The issue here is that companies are still thinking in terms of sandboxes even when they are face-to-face with the entire beach. A system that considers analytics and governance flip sides of the same coin and incorporates them synergistically across all enterprise data is called for. Data that has been managed has the potential to capture the corpus of human knowledge within the organization, reflecting the human intent of a business. can offer substantial insight into employee work patterns, communication networks, subject matter expertise, and even organizational influencers and business processes. It also holds the potential for eliminating duplicative human effort, which can be an excellent tool to increase productivity and output. The results of this alone are a sure-fire way to boost productivity, spot common pain points that may not be effective to the workstream and can share insights to organizations where untapped potential may lay. Companies that have successfully bridged information management with analytics are answering fundamental business questions that have massive impact on revenue: Who are the key employees? ... With the increase in sophistication of analytics and its convergence with information governance, we will likely see a renaissance for this dark data that is presently largely a liability.
“We want online shoppers to feel confident that they’re making the right choices, and following our tips will reduce the risk of giving an early gift to cyber criminals. If you spot a suspicious email, report it to us, or if you think you’ve fallen victim to a scam, report the details to Action Fraud and contact your bank as soon as you can.” Helen Dickinson, chief executive of the British Retail Consortium (BRC), added: “With more and more of us browsing and shopping online, retailers have invested in cutting-edge systems and expertise to protect their customers from cyber threats, and the BRC recently published a Cyber Resilience Toolkit for extra support to help to make the industry more secure. “However, we as customers also have a part to play and should follow the NCSC’s helpful tips for staying safe online.” The NCSC’s advice, which can be accessed online at its website, includes a number of tips, including being selective about where you shop, only providing necessary information, using secure and protected payments, securing online accounts, identifying potential phishing attempts, and how to deal with any problems.
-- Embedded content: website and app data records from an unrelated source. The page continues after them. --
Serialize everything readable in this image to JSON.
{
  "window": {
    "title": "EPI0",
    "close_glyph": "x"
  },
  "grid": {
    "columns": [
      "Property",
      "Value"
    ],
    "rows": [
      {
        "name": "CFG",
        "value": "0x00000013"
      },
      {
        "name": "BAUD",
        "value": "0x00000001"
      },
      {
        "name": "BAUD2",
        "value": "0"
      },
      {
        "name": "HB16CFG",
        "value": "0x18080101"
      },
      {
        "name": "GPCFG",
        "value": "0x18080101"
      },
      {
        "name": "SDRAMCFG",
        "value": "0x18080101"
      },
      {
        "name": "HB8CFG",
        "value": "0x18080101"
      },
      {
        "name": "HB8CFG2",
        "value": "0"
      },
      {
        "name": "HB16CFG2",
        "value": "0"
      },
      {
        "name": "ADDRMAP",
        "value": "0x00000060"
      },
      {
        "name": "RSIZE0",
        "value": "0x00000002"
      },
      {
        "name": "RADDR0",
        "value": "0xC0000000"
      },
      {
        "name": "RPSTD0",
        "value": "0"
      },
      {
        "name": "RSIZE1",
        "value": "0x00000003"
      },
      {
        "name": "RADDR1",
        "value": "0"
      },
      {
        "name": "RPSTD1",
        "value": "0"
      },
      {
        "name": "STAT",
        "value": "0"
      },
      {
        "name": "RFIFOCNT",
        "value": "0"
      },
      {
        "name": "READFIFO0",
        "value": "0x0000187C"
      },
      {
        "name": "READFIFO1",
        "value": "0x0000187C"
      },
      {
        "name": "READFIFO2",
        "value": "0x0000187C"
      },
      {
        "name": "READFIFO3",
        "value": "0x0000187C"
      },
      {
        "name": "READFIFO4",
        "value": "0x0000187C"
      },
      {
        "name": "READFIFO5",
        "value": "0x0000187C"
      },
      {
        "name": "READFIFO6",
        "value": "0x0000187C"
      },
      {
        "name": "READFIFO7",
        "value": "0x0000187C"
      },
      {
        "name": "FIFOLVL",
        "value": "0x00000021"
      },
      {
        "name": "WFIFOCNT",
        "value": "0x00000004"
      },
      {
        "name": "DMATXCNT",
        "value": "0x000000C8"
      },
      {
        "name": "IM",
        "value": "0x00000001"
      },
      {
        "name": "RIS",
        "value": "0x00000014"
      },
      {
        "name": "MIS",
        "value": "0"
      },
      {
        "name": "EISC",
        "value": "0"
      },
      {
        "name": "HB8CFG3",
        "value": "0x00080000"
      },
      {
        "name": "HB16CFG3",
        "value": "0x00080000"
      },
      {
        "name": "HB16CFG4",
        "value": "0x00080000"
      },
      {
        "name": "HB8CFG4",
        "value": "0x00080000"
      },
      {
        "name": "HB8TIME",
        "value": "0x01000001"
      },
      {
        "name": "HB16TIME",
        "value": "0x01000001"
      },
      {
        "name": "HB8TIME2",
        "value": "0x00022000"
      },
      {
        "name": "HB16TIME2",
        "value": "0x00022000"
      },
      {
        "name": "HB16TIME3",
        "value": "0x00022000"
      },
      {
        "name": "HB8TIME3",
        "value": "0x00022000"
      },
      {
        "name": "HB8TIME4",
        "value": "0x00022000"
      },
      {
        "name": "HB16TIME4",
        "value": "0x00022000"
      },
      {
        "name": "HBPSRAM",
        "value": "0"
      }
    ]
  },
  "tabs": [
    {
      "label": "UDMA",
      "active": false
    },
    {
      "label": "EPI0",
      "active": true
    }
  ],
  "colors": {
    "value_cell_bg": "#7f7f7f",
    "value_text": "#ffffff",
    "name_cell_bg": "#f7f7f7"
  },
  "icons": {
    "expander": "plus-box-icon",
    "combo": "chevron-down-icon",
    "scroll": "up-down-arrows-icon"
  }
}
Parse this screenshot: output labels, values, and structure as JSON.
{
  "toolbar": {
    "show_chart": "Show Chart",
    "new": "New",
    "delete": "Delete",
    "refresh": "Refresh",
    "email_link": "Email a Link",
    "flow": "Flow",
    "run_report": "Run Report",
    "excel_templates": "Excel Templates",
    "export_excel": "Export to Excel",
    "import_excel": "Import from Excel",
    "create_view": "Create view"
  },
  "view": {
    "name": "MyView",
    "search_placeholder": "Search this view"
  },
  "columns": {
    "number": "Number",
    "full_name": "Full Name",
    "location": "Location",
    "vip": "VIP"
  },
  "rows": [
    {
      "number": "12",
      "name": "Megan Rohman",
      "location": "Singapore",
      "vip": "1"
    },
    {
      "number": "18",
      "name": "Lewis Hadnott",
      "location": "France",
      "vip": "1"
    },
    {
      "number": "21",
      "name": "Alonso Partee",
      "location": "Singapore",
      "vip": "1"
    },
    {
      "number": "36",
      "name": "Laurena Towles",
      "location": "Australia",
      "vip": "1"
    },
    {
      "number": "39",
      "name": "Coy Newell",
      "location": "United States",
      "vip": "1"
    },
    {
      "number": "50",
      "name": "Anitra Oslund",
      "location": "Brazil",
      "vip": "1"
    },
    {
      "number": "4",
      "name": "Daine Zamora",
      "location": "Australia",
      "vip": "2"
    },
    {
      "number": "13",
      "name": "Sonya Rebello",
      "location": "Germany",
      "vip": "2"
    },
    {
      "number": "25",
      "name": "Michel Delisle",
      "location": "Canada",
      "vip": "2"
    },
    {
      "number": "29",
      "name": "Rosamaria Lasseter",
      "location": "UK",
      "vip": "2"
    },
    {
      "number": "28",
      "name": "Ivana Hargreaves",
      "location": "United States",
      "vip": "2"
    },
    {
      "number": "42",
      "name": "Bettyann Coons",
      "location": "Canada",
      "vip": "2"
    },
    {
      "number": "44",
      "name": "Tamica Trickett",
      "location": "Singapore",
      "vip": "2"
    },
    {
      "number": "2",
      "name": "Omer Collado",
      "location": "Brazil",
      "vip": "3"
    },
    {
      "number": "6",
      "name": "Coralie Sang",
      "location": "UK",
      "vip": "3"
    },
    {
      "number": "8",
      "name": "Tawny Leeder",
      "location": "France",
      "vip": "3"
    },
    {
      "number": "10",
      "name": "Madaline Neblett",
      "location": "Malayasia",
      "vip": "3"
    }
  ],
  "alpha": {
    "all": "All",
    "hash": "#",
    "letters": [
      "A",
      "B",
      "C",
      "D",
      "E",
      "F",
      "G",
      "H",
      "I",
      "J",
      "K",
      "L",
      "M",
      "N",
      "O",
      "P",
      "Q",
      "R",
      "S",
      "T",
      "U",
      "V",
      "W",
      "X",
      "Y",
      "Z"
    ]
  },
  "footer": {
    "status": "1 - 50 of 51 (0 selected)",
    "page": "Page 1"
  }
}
Carl Wearn, head of e-crime at Mimecast, commented: “Some of the main things to look out for include phishing emails and brand spoofing, as we are likely to see an increase in both.
Quote for the day:
“Focus on the journey, not the destination. Joy is found not in finishing an activity but in doing it.” -- Greg Anderson